He appeared in even better shape at a media workout on Wednesday, but Sanchez is undaunted. Sanchez's style is to always push the pace and make his opponent fight at a quicker pace than he's accustomed.

He's 21-2 and his only losses came in back-to-back fights to welterweights Josh Koscheck and Jon Fitch, both of whom are elite wrestlers. Sanchez did little in his loss to Koscheck, though he had a staph infection and probably shouldn't have competed. He said he had the wrong game plan for Fitch, which led him to make wholesale changes in his team.

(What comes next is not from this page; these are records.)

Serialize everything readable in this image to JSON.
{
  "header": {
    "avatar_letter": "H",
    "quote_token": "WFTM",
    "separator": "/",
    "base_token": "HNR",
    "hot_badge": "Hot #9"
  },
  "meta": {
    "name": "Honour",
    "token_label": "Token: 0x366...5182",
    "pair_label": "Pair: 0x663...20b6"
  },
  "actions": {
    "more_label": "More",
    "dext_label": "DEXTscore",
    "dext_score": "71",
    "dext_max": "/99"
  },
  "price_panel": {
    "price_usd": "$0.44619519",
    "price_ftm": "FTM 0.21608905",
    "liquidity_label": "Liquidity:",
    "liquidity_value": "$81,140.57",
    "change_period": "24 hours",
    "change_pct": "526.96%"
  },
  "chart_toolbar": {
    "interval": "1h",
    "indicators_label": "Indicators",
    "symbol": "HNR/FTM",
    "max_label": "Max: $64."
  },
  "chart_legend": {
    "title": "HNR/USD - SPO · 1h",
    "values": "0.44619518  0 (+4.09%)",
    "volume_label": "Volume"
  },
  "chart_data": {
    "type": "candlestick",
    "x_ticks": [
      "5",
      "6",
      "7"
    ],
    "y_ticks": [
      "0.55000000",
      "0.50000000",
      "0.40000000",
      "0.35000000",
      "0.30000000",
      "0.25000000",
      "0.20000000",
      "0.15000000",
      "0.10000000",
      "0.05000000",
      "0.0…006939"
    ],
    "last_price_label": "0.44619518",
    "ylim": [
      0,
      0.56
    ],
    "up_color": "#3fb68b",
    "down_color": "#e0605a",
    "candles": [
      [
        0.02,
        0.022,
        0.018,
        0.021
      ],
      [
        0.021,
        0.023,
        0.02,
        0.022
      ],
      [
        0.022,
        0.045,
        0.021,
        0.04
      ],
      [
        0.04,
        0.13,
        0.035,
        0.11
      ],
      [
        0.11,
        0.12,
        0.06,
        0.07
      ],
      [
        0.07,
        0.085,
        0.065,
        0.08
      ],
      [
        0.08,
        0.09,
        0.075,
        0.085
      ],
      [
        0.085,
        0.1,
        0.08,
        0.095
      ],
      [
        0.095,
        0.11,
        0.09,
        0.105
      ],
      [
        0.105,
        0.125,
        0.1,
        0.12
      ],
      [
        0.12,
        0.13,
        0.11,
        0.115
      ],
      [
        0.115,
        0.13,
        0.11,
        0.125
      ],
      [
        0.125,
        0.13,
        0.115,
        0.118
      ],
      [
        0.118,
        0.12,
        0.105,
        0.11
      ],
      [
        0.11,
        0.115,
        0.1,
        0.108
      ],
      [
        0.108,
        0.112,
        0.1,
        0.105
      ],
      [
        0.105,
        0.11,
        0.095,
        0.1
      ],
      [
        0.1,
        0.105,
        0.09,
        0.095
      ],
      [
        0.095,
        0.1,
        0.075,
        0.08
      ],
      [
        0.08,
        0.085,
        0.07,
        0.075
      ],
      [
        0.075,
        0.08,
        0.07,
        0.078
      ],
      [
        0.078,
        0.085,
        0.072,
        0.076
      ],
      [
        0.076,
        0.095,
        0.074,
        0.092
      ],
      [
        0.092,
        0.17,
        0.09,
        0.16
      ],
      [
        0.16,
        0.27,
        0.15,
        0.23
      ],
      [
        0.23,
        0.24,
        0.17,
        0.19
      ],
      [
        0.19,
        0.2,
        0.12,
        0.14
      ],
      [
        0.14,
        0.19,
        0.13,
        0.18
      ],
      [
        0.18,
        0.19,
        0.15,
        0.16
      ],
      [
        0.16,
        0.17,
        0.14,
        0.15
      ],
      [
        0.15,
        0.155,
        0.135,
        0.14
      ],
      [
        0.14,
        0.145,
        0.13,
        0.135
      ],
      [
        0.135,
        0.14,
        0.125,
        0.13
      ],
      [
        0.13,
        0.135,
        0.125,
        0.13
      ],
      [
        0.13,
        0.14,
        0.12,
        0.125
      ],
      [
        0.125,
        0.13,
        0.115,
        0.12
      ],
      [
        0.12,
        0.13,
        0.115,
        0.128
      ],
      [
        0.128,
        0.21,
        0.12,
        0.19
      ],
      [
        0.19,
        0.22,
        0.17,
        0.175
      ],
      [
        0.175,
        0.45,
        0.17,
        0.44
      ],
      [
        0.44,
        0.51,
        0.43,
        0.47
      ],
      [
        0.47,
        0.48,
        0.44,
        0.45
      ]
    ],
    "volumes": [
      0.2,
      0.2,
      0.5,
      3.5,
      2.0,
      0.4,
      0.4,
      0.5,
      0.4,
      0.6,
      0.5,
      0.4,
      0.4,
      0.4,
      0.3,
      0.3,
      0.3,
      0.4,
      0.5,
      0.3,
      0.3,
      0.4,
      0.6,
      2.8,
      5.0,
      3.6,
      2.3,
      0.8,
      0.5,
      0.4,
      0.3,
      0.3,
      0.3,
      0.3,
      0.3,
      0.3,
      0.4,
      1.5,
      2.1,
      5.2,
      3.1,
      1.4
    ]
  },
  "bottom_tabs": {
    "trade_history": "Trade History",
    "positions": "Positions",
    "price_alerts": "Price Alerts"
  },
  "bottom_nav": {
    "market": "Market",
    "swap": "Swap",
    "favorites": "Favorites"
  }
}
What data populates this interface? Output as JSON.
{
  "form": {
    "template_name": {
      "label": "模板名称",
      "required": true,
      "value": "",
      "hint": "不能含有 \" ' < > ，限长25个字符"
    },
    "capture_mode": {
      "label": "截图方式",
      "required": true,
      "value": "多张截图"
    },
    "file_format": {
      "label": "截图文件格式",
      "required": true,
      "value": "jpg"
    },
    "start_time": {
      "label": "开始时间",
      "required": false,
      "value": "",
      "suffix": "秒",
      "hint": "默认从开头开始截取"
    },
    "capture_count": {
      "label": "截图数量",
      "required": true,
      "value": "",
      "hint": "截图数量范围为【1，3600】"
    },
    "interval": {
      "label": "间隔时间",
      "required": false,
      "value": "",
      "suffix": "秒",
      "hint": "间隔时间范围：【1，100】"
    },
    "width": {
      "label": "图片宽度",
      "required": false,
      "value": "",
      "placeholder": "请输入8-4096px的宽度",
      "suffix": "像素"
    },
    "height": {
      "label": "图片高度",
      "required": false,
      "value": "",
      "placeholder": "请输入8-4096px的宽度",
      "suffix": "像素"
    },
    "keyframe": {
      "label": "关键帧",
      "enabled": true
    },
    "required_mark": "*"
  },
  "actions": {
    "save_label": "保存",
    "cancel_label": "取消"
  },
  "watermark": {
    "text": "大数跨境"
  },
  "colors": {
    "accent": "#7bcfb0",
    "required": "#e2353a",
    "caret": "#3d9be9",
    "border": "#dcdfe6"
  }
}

Sanchez, who won "The Ultimate Fighter" season 1 at middleweight, is an elite fighter, but he's walking down a risky path. It's never good to go into a fight banking on your opponent running out of gas or believing you want it more.

Yet, that's exactly where Sanchez is going.

"I think the mental edge is going to make a difference, but it's going to come down to who wants it more when we get tired," he said. "That's when that mental edge is going to kick in. I know that when I get tired, when I hit this second wind, there is no looking back. I go for the kill. I don't think this fight is going to be a decision. I feel I'm going to finish B.J. Penn."

Sanchez is a gifted, strong-willed fighter who once won a high school state wrestling championship essentially fighting on one leg. He had a severely sprained ankle, but refused to concede and won the match despite the injury.

He's clearly talented enough to win, but talking about it and doing it are two entirely different matters.

He's gotten Penn's attention with his words and will have to be prepared to back them up on Saturday once the cage door is locked, the interviews are complete and it's just he and Penn in the cage.

"I'm a workhorse and I've worked so hard for this my whole life," Sanchez said. "You know, B.J. says he's doing this for fun. Well, I'm doing this for other reasons. I'm doing this to survive. I'm doing this for my livelihood. I'm fighting with my heart and my soul and my passion. I'm going to give it everything I've got. As the rounds go on, I will be stronger and my conditioning is better than it's ever been.

"I do not feel B.J. has fought a guy like me, a guy who puts the kind of pressure I do. One thing I kind of have to my benefit is no one has ever hurt me in this sport. I've fought over 26 fights and no one has ever hurt me. I've never been hurt and that's just a blessing. I have a good chin, a good jaw, and I'm in the right place at the right time. What I bring to the table is going to present a lot of problems for B.J."